PROBLEM TO WORK ON: The string "unit" appears in some lines of the entries that follow; copy each such line.

RECORDS FOR THIS EXERCISE:
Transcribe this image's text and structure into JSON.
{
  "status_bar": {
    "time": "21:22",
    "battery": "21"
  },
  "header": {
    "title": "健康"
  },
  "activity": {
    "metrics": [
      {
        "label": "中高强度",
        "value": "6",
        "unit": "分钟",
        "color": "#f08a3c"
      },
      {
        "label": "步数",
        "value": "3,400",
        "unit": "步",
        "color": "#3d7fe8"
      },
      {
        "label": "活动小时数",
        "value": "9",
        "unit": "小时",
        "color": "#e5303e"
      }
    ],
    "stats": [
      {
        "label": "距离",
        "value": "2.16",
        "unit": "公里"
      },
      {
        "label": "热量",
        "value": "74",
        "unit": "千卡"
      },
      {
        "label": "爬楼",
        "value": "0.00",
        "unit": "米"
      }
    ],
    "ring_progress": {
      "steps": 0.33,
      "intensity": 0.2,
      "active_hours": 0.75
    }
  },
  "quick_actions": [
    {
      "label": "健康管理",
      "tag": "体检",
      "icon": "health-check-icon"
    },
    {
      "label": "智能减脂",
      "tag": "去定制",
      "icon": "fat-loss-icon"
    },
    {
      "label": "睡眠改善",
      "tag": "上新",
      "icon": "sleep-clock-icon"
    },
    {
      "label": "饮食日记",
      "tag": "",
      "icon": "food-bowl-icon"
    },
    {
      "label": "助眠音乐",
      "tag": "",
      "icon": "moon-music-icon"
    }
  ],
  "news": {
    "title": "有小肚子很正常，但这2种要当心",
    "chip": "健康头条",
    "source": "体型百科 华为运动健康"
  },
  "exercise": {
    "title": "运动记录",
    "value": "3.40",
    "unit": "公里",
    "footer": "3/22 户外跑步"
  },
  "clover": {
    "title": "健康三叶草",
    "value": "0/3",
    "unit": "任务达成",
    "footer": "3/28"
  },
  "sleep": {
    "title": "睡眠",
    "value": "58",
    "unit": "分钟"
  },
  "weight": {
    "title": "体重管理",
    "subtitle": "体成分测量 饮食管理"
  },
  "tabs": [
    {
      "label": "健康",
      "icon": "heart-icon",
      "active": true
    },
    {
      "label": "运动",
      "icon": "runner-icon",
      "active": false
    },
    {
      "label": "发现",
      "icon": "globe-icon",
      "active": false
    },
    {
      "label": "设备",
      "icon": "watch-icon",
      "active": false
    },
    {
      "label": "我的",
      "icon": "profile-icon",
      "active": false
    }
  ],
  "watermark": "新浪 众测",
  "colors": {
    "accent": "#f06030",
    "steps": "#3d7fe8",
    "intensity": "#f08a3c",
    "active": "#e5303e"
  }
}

RESULT:
        "unit": "分钟",
        "unit": "步",
        "unit": "小时",
        "unit": "公里"
        "unit": "千卡"
        "unit": "米"
    "unit": "公里",
    "unit": "任务达成",
    "unit": "分钟"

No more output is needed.